Governing Transformative Technologies

Recent years have been marked by a growing interest in transformative technologies (TT). These technologies reshape socio-economic orders in fundamental and lasting ways. Although TT are frequently seen as the key to tackling today's grand societal challenges, including climate change, energy security, health, mobility, and education, they can create problems on their own, just like previous technologies have contributed to today’s grand challenges, such as inequality, technological dependence, the decline of local and national industries, or challenges to democracy, privacy, and ethical norms. Moreover, new technologies like AI, autonomous driving, or gene editing have prompted considerable public controversy, buoyed by what could be described as growing innovation skepticism at large.

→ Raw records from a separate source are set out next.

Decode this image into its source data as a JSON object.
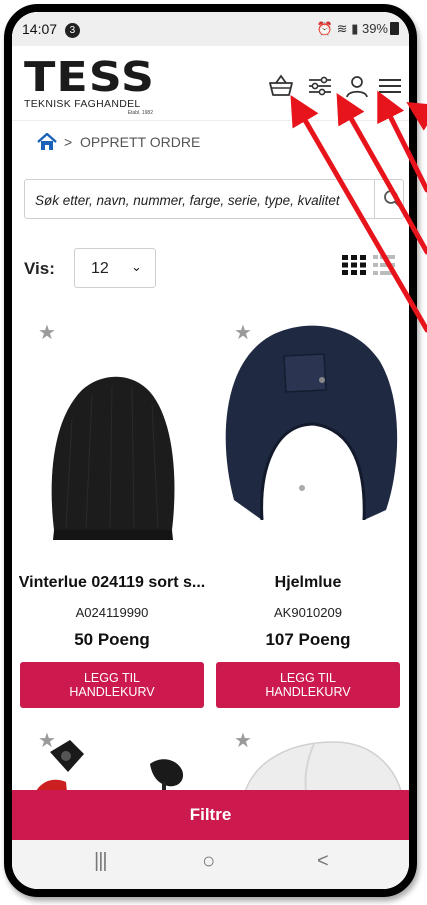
{
  "statusbar": {
    "time": "14:07",
    "notification_count": "3",
    "battery": "39%"
  },
  "header": {
    "logo_text": "TESS",
    "logo_subtitle": "TEKNISK FAGHANDEL",
    "logo_since": "Etabl. 1982",
    "icons": [
      "basket-icon",
      "filter-sliders-icon",
      "user-icon",
      "hamburger-menu-icon"
    ]
  },
  "breadcrumb": {
    "label": "OPPRETT ORDRE"
  },
  "search": {
    "placeholder": "Søk etter, navn, nummer, farge, serie, type, kvalitet"
  },
  "display": {
    "label": "Vis:",
    "value": "12"
  },
  "products": [
    {
      "name": "Vinterlue 024119 sort s...",
      "sku": "A024119990",
      "points": "50 Poeng",
      "button_line1": "LEGG TIL",
      "button_line2": "HANDLEKURV"
    },
    {
      "name": "Hjelmlue",
      "sku": "AK9010209",
      "points": "107 Poeng",
      "button_line1": "LEGG TIL",
      "button_line2": "HANDLEKURV"
    }
  ],
  "filter_button": {
    "label": "Filtre"
  },
  "nav": {
    "recent": "|||",
    "home": "○",
    "back": "<"
  },
  "colors": {
    "accent": "#cc1a4f",
    "annotation_arrows": "#e8141b"
  }
}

These ambivalences of TT – their positive and negative impacts, and the need to balance disruptiveness and competition against democratic deliberation and social cohesion – have triggered a major rethinking in the social sciences studying innovation and entrepreneurship about their core assumptions, empirical scope, as well as the tools and metrics needed to assess and shape novel technologies.

The GoTransTech TUM Innovation Network consisting of scholars from different disciplines around the topic innovation - economics, management, science and technology studies, sociology, psychology and political science is committed to the transdisciplinary study of the ambivalence of TT with the ambition of developing a more sustainable way of understanding and steering innovation for societal benefit. The Network aims to address these changing demands on innovation theory, empirical research, and practice head-on. Using an integrative, interdisciplinary social science approach in conjunction with strong ties to engineering expertise, the researchers rethink the foundations for studying and evaluating TT. Finally, they advance new theories, methods and empirical evidence to capture the complexity and ambivalence of the transformative dynamics ensuing from, and shaping, novel technologies across scales, markets and societies.

Our Team

Doctoral theses

  • Governance and Responsibility in Emerging Quantum Computing Technologies (Cecilia Ayres Peres)
  • Exploring cultural differences in consumers' cognitive fexibility (Nadine Benninger)
  • Mission Orientation and Innovation Cluster in the European Union (Felix Kurz)